WHAT IS REQUIRED
Beginning with the first entry, set down each one exactly as shown.

[Dataset rows describing interfaces]
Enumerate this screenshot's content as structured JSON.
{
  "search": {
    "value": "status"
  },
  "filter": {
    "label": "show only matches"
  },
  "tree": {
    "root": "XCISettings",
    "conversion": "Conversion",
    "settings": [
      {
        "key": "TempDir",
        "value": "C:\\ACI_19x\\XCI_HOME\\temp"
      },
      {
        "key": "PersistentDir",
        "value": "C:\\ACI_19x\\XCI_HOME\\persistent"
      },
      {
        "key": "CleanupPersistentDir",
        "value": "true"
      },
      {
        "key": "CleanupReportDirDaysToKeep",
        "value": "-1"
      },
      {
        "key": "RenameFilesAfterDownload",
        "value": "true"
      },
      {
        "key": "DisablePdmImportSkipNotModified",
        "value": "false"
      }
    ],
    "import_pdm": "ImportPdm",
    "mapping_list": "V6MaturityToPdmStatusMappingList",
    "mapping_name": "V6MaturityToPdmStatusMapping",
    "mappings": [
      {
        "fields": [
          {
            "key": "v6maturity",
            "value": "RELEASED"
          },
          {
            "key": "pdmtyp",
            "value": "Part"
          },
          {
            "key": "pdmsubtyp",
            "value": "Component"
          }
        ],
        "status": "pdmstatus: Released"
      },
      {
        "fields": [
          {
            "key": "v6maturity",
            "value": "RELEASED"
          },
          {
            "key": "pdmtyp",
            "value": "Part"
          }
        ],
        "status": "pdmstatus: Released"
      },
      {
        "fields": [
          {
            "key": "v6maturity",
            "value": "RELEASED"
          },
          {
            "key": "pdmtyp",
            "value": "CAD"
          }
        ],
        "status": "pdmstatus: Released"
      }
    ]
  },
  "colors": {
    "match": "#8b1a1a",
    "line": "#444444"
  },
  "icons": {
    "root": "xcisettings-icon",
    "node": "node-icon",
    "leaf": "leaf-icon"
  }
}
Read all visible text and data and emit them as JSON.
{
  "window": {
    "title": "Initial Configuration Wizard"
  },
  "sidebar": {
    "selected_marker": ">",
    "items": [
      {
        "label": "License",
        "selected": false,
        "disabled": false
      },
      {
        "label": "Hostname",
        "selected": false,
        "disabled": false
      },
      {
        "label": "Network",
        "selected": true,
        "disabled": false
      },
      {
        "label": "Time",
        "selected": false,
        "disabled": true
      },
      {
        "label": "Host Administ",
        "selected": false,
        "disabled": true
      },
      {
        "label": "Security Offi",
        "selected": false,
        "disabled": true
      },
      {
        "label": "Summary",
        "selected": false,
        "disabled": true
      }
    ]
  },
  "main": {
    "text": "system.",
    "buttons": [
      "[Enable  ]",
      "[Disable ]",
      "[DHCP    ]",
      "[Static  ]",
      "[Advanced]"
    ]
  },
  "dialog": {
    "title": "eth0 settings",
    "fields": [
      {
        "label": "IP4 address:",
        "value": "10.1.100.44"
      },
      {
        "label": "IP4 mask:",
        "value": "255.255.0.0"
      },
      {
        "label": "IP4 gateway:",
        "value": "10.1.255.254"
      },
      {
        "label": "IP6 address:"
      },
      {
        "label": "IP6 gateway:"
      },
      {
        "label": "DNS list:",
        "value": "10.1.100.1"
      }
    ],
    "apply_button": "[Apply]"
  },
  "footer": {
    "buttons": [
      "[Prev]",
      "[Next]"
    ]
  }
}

WRITTEN SOLUTION
Enumerate this screenshot's content as structured JSON.
{
  "search": {
    "value": "status"
  },
  "filter": {
    "label": "show only matches"
  },
  "tree": {
    "root": "XCISettings",
    "conversion": "Conversion",
    "settings": [
      {
        "key": "TempDir",
        "value": "C:\\ACI_19x\\XCI_HOME\\temp"
      },
      {
        "key": "PersistentDir",
        "value": "C:\\ACI_19x\\XCI_HOME\\persistent"
      },
      {
        "key": "CleanupPersistentDir",
        "value": "true"
      },
      {
        "key": "CleanupReportDirDaysToKeep",
        "value": "-1"
      },
      {
        "key": "RenameFilesAfterDownload",
        "value": "true"
      },
      {
        "key": "DisablePdmImportSkipNotModified",
        "value": "false"
      }
    ],
    "import_pdm": "ImportPdm",
    "mapping_list": "V6MaturityToPdmStatusMappingList",
    "mapping_name": "V6MaturityToPdmStatusMapping",
    "mappings": [
      {
        "fields": [
          {
            "key": "v6maturity",
            "value": "RELEASED"
          },
          {
            "key": "pdmtyp",
            "value": "Part"
          },
          {
            "key": "pdmsubtyp",
            "value": "Component"
          }
        ],
        "status": "pdmstatus: Released"
      },
      {
        "fields": [
          {
            "key": "v6maturity",
            "value": "RELEASED"
          },
          {
            "key": "pdmtyp",
            "value": "Part"
          }
        ],
        "status": "pdmstatus: Released"
      },
      {
        "fields": [
          {
            "key": "v6maturity",
            "value": "RELEASED"
          },
          {
            "key": "pdmtyp",
            "value": "CAD"
          }
        ],
        "status": "pdmstatus: Released"
      }
    ]
  },
  "colors": {
    "match": "#8b1a1a",
    "line": "#444444"
  },
  "icons": {
    "root": "xcisettings-icon",
    "node": "node-icon",
    "leaf": "leaf-icon"
  }
}
Read all visible text and data and emit them as JSON.
{
  "window": {
    "title": "Initial Configuration Wizard"
  },
  "sidebar": {
    "selected_marker": ">",
    "items": [
      {
        "label": "License",
        "selected": false,
        "disabled": false
      },
      {
        "label": "Hostname",
        "selected": false,
        "disabled": false
      },
      {
        "label": "Network",
        "selected": true,
        "disabled": false
      },
      {
        "label": "Time",
        "selected": false,
        "disabled": true
      },
      {
        "label": "Host Administ",
        "selected": false,
        "disabled": true
      },
      {
        "label": "Security Offi",
        "selected": false,
        "disabled": true
      },
      {
        "label": "Summary",
        "selected": false,
        "disabled": true
      }
    ]
  },
  "main": {
    "text": "system.",
    "buttons": [
      "[Enable  ]",
      "[Disable ]",
      "[DHCP    ]",
      "[Static  ]",
      "[Advanced]"
    ]
  },
  "dialog": {
    "title": "eth0 settings",
    "fields": [
      {
        "label": "IP4 address:",
        "value": "10.1.100.44"
      },
      {
        "label": "IP4 mask:",
        "value": "255.255.0.0"
      },
      {
        "label": "IP4 gateway:",
        "value": "10.1.255.254"
      },
      {
        "label": "IP6 address:"
      },
      {
        "label": "IP6 gateway:"
      },
      {
        "label": "DNS list:",
        "value": "10.1.100.1"
      }
    ],
    "apply_button": "[Apply]"
  },
  "footer": {
    "buttons": [
      "[Prev]",
      "[Next]"
    ]
  }
}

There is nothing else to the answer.